I’m normally not the kind to read self-help how-to types of articles, because they all end up as basic lists like “try something new,” and “say hello to the next person you pass by.” But this article, non-adventurously titled “How to Be Adventurous,” was actually quite good. The author, Brad Bollenbach, writes that “if your life is anything less than interesting and inspiring to other people, you’re doing something wrong.”
He asserts that there is no best time but this time to start living the adventurous life, and that the only thing stopping most people from taking action is not less-than-ideal circumstances, but instead our own heads. “While many people will say that some of these things [dreams] are out of their reach, the truth is that you’re only ever either taking action to achieve a specific goal, or making excuses for why you aren’t.”

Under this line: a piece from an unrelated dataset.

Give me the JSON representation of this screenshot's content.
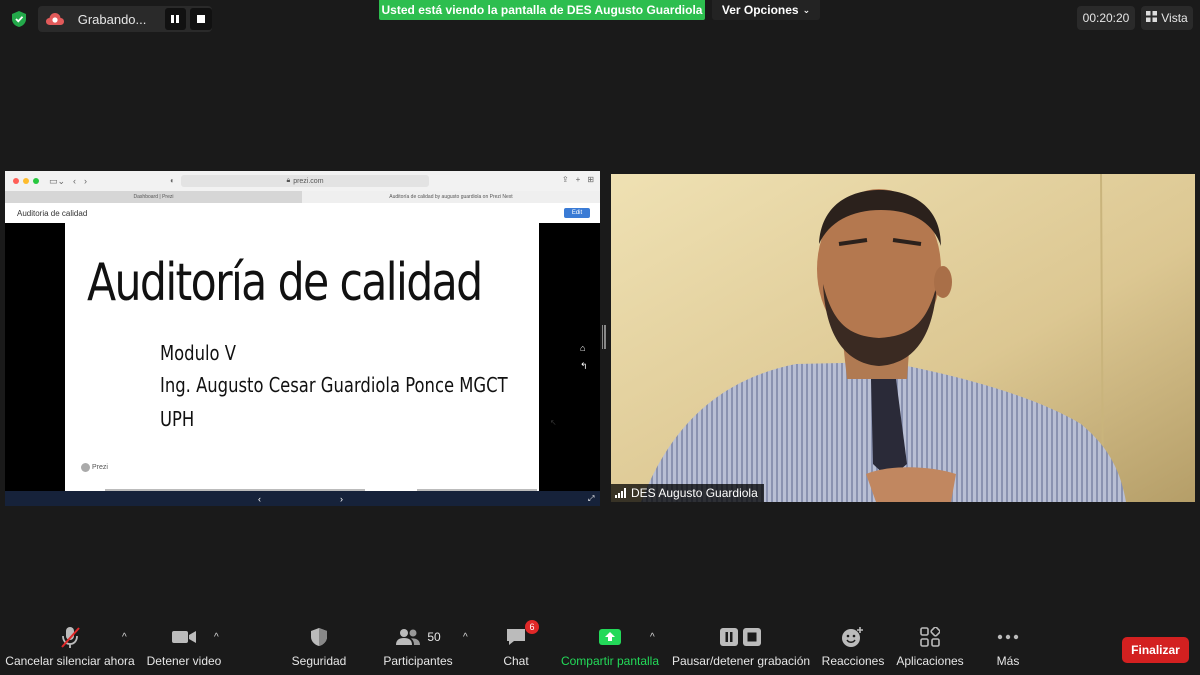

This doesn’t have to be closing up shop and moving to Hong Kong tomorrow (though that utterly appeals). It can be as simple as going outside, looking up at the clouds and breathing in a breath of gratitude. Participate in Life, don’t isolate and shy away from it. Go out and be a part of today – partake in the adventure that’s already happening. Be the hero or heroine in your own life, and let God (or whatever higher, intelligent being you believe in) see the world’s beauty and adventures through your eyes. Make today count!